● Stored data
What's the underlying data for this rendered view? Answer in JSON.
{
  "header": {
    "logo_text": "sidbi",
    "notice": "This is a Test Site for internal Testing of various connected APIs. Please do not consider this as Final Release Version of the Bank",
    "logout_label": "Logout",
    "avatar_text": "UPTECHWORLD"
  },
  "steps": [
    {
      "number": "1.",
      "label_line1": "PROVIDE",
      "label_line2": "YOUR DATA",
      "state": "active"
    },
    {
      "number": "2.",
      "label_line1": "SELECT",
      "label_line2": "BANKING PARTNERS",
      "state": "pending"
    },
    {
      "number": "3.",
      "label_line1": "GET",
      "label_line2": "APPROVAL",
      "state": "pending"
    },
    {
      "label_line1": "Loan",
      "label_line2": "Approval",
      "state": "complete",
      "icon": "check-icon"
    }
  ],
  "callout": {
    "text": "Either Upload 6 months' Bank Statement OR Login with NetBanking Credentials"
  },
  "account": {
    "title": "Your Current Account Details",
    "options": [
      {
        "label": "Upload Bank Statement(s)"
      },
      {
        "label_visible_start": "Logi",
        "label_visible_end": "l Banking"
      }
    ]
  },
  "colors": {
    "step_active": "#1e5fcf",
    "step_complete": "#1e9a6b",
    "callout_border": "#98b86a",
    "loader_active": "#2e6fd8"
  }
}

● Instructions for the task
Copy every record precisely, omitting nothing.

● Exercise solution
What's the underlying data for this rendered view? Answer in JSON.
{
  "header": {
    "logo_text": "sidbi",
    "notice": "This is a Test Site for internal Testing of various connected APIs. Please do not consider this as Final Release Version of the Bank",
    "logout_label": "Logout",
    "avatar_text": "UPTECHWORLD"
  },
  "steps": [
    {
      "number": "1.",
      "label_line1": "PROVIDE",
      "label_line2": "YOUR DATA",
      "state": "active"
    },
    {
      "number": "2.",
      "label_line1": "SELECT",
      "label_line2": "BANKING PARTNERS",
      "state": "pending"
    },
    {
      "number": "3.",
      "label_line1": "GET",
      "label_line2": "APPROVAL",
      "state": "pending"
    },
    {
      "label_line1": "Loan",
      "label_line2": "Approval",
      "state": "complete",
      "icon": "check-icon"
    }
  ],
  "callout": {
    "text": "Either Upload 6 months' Bank Statement OR Login with NetBanking Credentials"
  },
  "account": {
    "title": "Your Current Account Details",
    "options": [
      {
        "label": "Upload Bank Statement(s)"
      },
      {
        "label_visible_start": "Logi",
        "label_visible_end": "l Banking"
      }
    ]
  },
  "colors": {
    "step_active": "#1e5fcf",
    "step_complete": "#1e9a6b",
    "callout_border": "#98b86a",
    "loader_active": "#2e6fd8"
  }
}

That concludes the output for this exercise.